■ **Your instructions**:
The reply should contain all of the data below, word for word.
===============
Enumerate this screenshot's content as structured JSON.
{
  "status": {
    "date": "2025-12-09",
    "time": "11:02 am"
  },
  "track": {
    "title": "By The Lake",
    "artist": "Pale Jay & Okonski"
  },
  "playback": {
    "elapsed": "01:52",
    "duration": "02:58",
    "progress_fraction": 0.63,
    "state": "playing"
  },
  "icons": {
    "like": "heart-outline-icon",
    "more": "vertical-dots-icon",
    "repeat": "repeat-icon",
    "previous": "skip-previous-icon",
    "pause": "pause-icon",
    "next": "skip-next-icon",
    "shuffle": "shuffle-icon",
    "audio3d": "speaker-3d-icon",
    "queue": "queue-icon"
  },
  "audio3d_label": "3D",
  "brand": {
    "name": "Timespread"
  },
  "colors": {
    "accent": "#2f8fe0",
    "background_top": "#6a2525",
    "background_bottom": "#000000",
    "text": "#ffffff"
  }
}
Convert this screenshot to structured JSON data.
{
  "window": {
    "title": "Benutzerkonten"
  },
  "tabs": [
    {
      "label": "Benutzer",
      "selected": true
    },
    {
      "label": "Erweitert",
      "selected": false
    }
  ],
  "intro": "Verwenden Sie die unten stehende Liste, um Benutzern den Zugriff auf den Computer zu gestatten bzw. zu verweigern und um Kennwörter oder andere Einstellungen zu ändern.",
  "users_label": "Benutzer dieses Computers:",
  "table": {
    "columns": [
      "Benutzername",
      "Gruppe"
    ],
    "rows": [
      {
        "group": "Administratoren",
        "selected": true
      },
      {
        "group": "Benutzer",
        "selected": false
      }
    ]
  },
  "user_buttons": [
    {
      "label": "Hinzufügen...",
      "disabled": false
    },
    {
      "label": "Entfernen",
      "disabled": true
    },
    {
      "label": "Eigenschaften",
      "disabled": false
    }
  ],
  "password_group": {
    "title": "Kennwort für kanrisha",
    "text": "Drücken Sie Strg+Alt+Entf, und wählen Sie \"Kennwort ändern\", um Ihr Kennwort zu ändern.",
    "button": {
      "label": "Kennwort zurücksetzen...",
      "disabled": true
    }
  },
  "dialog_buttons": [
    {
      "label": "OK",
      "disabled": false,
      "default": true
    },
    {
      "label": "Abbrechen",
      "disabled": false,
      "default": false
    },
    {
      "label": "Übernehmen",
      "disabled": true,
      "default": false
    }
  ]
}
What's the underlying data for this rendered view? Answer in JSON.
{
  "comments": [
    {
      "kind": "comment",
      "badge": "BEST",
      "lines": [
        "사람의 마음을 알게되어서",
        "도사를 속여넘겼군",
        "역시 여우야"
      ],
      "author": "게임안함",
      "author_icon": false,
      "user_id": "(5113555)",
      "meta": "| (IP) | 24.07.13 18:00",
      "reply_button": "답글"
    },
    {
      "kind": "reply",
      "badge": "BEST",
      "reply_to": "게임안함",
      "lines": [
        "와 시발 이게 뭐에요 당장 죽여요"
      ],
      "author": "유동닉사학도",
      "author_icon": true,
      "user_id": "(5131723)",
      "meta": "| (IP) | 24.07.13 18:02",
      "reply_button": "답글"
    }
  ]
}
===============
■ **Completed exercise**:
Enumerate this screenshot's content as structured JSON.
{
  "status": {
    "date": "2025-12-09",
    "time": "11:02 am"
  },
  "track": {
    "title": "By The Lake",
    "artist": "Pale Jay & Okonski"
  },
  "playback": {
    "elapsed": "01:52",
    "duration": "02:58",
    "progress_fraction": 0.63,
    "state": "playing"
  },
  "icons": {
    "like": "heart-outline-icon",
    "more": "vertical-dots-icon",
    "repeat": "repeat-icon",
    "previous": "skip-previous-icon",
    "pause": "pause-icon",
    "next": "skip-next-icon",
    "shuffle": "shuffle-icon",
    "audio3d": "speaker-3d-icon",
    "queue": "queue-icon"
  },
  "audio3d_label": "3D",
  "brand": {
    "name": "Timespread"
  },
  "colors": {
    "accent": "#2f8fe0",
    "background_top": "#6a2525",
    "background_bottom": "#000000",
    "text": "#ffffff"
  }
}
Convert this screenshot to structured JSON data.
{
  "window": {
    "title": "Benutzerkonten"
  },
  "tabs": [
    {
      "label": "Benutzer",
      "selected": true
    },
    {
      "label": "Erweitert",
      "selected": false
    }
  ],
  "intro": "Verwenden Sie die unten stehende Liste, um Benutzern den Zugriff auf den Computer zu gestatten bzw. zu verweigern und um Kennwörter oder andere Einstellungen zu ändern.",
  "users_label": "Benutzer dieses Computers:",
  "table": {
    "columns": [
      "Benutzername",
      "Gruppe"
    ],
    "rows": [
      {
        "group": "Administratoren",
        "selected": true
      },
      {
        "group": "Benutzer",
        "selected": false
      }
    ]
  },
  "user_buttons": [
    {
      "label": "Hinzufügen...",
      "disabled": false
    },
    {
      "label": "Entfernen",
      "disabled": true
    },
    {
      "label": "Eigenschaften",
      "disabled": false
    }
  ],
  "password_group": {
    "title": "Kennwort für kanrisha",
    "text": "Drücken Sie Strg+Alt+Entf, und wählen Sie \"Kennwort ändern\", um Ihr Kennwort zu ändern.",
    "button": {
      "label": "Kennwort zurücksetzen...",
      "disabled": true
    }
  },
  "dialog_buttons": [
    {
      "label": "OK",
      "disabled": false,
      "default": true
    },
    {
      "label": "Abbrechen",
      "disabled": false,
      "default": false
    },
    {
      "label": "Übernehmen",
      "disabled": true,
      "default": false
    }
  ]
}
What's the underlying data for this rendered view? Answer in JSON.
{
  "comments": [
    {
      "kind": "comment",
      "badge": "BEST",
      "lines": [
        "사람의 마음을 알게되어서",
        "도사를 속여넘겼군",
        "역시 여우야"
      ],
      "author": "게임안함",
      "author_icon": false,
      "user_id": "(5113555)",
      "meta": "| (IP) | 24.07.13 18:00",
      "reply_button": "답글"
    },
    {
      "kind": "reply",
      "badge": "BEST",
      "reply_to": "게임안함",
      "lines": [
        "와 시발 이게 뭐에요 당장 죽여요"
      ],
      "author": "유동닉사학도",
      "author_icon": true,
      "user_id": "(5131723)",
      "meta": "| (IP) | 24.07.13 18:02",
      "reply_button": "답글"
    }
  ]
}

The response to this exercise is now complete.